### Problem to solve:
Count every line of the material that holds the string "workspace". Respond with the total only.

### Material provided:
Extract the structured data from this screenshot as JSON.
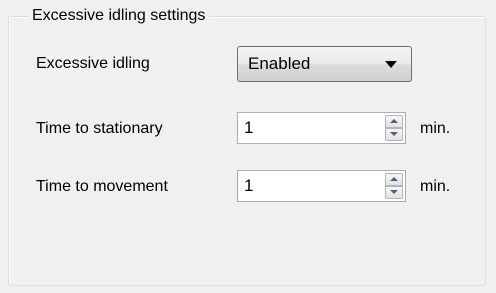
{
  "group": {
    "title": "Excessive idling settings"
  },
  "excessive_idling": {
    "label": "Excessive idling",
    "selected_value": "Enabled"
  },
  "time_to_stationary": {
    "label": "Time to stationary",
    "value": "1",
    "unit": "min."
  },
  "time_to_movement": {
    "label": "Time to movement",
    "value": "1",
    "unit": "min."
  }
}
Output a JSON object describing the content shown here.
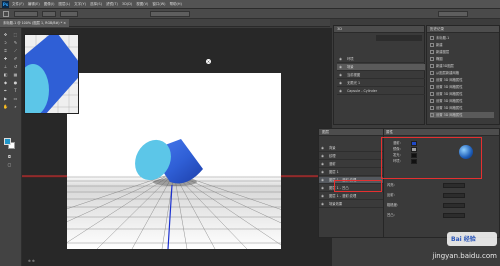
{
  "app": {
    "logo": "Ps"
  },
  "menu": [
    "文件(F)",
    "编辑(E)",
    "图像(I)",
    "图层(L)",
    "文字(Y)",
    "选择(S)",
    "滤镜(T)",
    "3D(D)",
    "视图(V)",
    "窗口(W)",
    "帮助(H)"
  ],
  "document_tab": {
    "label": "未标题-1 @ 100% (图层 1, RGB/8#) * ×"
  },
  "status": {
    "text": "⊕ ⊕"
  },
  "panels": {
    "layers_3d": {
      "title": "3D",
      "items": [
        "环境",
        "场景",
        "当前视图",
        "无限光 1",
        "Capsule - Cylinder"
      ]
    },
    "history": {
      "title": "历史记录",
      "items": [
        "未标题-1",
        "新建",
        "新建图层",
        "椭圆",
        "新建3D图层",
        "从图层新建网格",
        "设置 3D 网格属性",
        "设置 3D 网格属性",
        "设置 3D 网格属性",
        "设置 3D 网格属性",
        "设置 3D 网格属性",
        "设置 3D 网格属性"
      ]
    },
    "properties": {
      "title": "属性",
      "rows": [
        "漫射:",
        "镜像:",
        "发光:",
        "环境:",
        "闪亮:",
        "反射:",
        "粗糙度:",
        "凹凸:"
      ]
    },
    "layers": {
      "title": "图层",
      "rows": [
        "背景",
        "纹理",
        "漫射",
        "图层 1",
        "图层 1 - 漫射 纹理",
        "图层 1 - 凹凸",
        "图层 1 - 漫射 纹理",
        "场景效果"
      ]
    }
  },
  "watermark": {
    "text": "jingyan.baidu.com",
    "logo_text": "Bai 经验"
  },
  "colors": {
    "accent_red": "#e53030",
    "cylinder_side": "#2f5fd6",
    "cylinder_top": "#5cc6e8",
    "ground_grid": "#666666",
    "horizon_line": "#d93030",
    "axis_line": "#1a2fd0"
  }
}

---

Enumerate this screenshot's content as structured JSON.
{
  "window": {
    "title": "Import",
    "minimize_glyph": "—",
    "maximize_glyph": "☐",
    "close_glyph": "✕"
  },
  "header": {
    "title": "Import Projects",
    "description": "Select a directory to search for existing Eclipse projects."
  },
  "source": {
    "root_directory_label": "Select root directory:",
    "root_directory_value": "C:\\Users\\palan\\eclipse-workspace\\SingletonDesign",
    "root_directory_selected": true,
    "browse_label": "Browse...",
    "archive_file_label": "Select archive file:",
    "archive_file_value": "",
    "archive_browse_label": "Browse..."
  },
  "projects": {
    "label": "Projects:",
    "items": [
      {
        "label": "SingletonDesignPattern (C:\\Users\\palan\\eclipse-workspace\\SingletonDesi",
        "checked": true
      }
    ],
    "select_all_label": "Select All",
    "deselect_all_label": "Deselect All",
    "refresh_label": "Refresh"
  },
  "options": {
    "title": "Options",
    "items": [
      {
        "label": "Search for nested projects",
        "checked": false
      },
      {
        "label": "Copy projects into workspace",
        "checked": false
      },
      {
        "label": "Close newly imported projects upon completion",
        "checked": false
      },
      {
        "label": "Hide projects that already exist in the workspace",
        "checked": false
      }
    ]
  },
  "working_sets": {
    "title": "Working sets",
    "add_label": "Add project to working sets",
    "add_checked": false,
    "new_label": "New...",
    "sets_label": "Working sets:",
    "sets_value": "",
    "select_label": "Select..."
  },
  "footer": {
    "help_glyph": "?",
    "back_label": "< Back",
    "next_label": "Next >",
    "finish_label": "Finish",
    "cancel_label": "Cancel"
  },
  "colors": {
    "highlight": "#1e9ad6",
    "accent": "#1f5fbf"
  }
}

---

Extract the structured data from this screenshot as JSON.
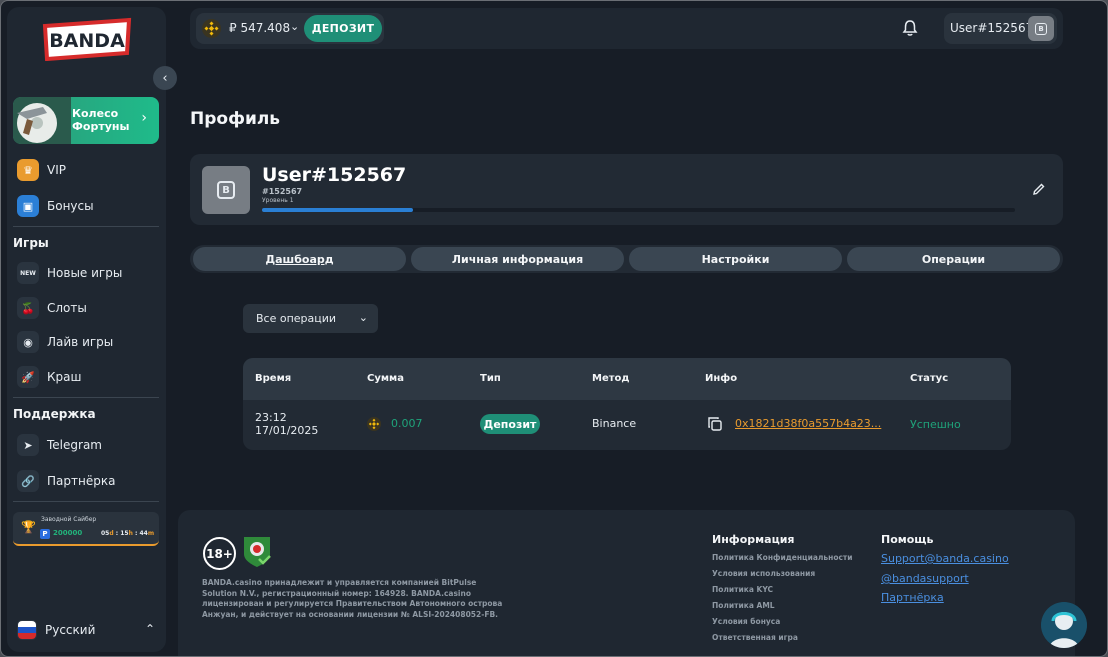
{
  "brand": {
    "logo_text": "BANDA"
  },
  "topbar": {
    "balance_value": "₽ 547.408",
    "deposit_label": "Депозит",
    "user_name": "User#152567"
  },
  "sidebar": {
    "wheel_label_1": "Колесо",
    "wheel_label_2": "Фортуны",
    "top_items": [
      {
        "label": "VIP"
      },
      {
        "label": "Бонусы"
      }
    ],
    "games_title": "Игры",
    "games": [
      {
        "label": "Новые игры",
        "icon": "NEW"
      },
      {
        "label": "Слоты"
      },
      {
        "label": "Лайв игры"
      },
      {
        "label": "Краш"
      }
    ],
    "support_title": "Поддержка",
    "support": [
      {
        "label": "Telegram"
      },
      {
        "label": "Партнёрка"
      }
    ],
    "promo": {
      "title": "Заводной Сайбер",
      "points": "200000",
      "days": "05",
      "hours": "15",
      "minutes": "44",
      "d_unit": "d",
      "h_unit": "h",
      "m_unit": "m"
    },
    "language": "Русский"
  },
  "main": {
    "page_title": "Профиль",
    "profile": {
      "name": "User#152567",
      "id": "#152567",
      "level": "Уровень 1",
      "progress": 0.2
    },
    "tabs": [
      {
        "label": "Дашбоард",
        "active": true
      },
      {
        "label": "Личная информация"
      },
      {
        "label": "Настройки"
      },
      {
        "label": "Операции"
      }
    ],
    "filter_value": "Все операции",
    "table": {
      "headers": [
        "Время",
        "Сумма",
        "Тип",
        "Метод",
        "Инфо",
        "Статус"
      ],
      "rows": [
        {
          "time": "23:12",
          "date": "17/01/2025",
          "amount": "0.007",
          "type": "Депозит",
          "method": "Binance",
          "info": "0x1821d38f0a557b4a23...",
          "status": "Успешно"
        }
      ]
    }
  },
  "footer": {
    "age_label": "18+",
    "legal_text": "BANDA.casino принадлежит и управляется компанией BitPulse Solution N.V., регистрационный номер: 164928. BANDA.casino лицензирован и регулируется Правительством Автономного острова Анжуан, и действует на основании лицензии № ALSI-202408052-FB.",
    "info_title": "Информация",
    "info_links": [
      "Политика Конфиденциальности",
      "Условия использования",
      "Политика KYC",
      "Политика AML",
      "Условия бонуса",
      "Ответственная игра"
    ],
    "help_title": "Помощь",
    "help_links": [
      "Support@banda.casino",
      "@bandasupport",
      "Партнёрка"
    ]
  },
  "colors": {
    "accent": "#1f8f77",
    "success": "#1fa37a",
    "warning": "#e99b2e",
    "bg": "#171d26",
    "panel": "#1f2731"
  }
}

### Exercise answer:
4